WHAT NEEDS TO BE DONE:
Every line of the records below that holds the word "Write" belongs in the answer.

DATA IN THIS EXERCISE:
╔══
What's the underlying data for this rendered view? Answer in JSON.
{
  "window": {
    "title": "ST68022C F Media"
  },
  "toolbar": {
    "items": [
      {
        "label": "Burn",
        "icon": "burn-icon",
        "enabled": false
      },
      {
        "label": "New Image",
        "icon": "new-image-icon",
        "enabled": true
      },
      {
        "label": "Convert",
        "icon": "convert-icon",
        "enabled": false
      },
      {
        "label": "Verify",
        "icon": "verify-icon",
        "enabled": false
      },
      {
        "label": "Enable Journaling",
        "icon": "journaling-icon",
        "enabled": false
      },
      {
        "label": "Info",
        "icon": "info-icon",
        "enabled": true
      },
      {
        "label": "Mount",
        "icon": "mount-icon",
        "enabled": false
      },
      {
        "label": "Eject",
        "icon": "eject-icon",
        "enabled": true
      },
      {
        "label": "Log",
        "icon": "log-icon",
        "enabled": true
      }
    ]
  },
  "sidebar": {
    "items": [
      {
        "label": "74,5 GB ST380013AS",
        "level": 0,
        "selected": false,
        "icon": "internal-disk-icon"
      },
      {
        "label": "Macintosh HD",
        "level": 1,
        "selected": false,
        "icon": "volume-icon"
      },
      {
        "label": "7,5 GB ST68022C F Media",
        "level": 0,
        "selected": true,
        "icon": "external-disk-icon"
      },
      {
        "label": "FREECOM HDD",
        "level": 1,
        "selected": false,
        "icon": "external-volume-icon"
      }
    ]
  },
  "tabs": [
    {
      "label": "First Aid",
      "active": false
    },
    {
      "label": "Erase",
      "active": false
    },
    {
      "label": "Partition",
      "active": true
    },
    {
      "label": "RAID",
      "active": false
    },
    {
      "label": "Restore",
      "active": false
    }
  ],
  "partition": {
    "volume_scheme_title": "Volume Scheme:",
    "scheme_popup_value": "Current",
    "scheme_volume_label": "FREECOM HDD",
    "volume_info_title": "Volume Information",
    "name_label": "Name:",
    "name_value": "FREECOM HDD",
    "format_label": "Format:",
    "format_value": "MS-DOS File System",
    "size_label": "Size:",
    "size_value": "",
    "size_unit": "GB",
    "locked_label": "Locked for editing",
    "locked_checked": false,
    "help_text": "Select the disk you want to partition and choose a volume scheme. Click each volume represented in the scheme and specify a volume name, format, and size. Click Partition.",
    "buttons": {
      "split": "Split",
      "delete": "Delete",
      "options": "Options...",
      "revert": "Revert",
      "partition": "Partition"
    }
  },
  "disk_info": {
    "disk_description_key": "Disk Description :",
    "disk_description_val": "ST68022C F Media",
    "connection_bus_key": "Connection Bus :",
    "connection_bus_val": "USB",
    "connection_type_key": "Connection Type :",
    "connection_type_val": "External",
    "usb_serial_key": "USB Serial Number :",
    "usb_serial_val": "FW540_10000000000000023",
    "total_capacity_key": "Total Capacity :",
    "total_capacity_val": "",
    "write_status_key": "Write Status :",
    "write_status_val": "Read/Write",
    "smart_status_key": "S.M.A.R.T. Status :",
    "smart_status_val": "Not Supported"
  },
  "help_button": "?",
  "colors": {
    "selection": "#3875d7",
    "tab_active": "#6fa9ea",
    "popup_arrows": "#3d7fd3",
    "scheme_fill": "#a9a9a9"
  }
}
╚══
RESPONSE BELOW:
    "write_status_key": "Write Status :",
    "write_status_val": "Read/Write",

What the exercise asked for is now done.